Practical ways to help the homeless:
- Cash, of course. (In fact, any time you give anything to a homeless person, also give cash if possible. It makes an enormous difference.)
- Donate used tech, such as an iPhone or laptop. Access to the internet is important, even for the homeless.
- Purchase phone time. Why not pay the next 6 months of a persons phone for them? For most, that amounts to less than $100. You can do this safely and securely.
- Gift Cards. Clothing, grocery, liquor store, cinema, etc. Many essential items can be difficult to attain on the budget a homeless person is working with.
- Lottery tickets. Why not buy a duplicate lotto ticket and give it to a homeless person? Imagine that win!

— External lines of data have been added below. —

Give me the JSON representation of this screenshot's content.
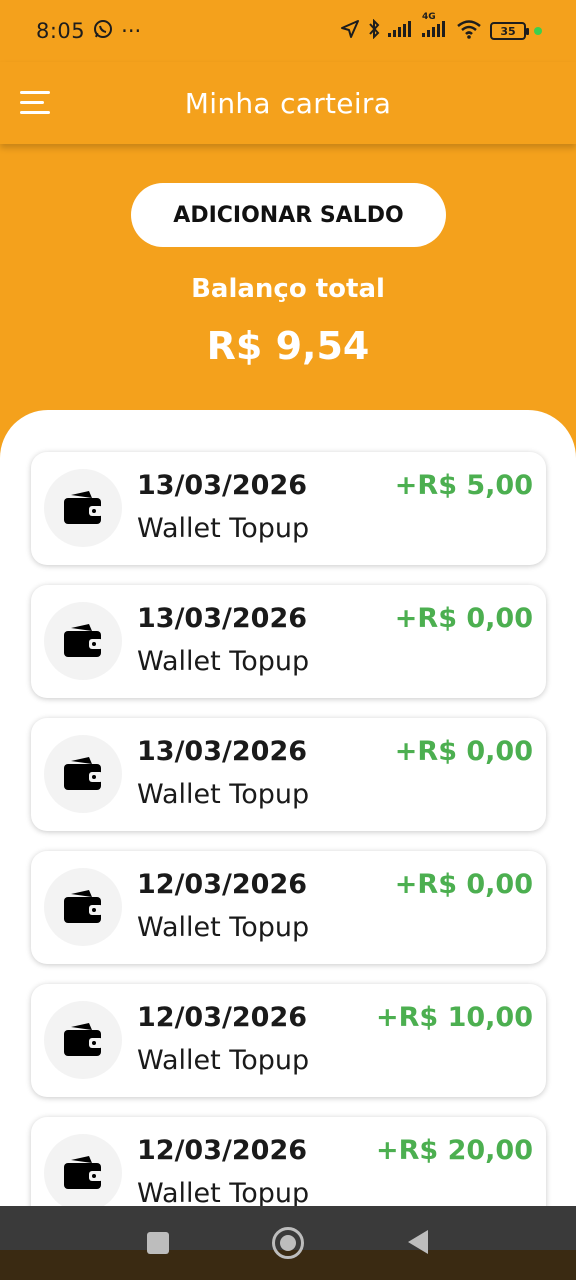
{
  "status_bar": {
    "time": "8:05",
    "extra": "···",
    "battery": "35",
    "network": "4G"
  },
  "app_bar": {
    "title": "Minha carteira"
  },
  "header": {
    "add_balance_label": "ADICIONAR SALDO",
    "balance_label": "Balanço total",
    "balance_value": "R$ 9,54"
  },
  "colors": {
    "brand": "#f4a11c",
    "positive": "#4caf50"
  },
  "transactions": [
    {
      "date": "13/03/2026",
      "description": "Wallet Topup",
      "amount": "+R$ 5,00",
      "icon": "wallet-icon"
    },
    {
      "date": "13/03/2026",
      "description": "Wallet Topup",
      "amount": "+R$ 0,00",
      "icon": "wallet-icon"
    },
    {
      "date": "13/03/2026",
      "description": "Wallet Topup",
      "amount": "+R$ 0,00",
      "icon": "wallet-icon"
    },
    {
      "date": "12/03/2026",
      "description": "Wallet Topup",
      "amount": "+R$ 0,00",
      "icon": "wallet-icon"
    },
    {
      "date": "12/03/2026",
      "description": "Wallet Topup",
      "amount": "+R$ 10,00",
      "icon": "wallet-icon"
    },
    {
      "date": "12/03/2026",
      "description": "Wallet Topup",
      "amount": "+R$ 20,00",
      "icon": "wallet-icon"
    }
  ]
}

- Speaking for myself, I don’t want a bottle of water from you. Water is free. Who’re you kidding?
It’s important to keep a few things in mind if you’re going to approach a homeless person.
- Being present is not the same as being available. Be sure to respect our time.
- Take a minute to get to know the person you’re talking to, without pity, condescension, or judgement.
- Reach out to your network of real-life contacts and find out if anyone has an opportunity a homeless person can make use of. Trust is an important part of human relationships.
- No photos. Seriously. We’re not animals in a zoo.
There are many small ways you can help the homeless. These are simply the easiest, most obvious examples.
Now, some context.
Many things might have happened these past 15 years, things that could have resulted in my becoming housed, returning to life. Without housing, building a life is not possible.
Looking to the past for might-have-beens is not much use. I do, though, cast my mind back over the way my requests for help were received, handled, and rejected. This is especially true of my immediate family.
Remember, the life you live is made up of many small certainties. They’re a kind of insurance, really. Your certainties provide security. Security offers hope and faith. Hope and faith are the framework from which anyone sets goals for themselves. Without faith that you have control in your life there can be no hope your goals will amount to anything.
Early on, we homeless are robbed of the power to set meaningful goals. Speaking for myself, it is a mammoth task fighting that hopelessness. I don’t often succeed.
Make the time to adopt and enact the efforts I’ve listed. People like me need your help. Homelessness really is a state of permanent deprivation — unless you decide to help.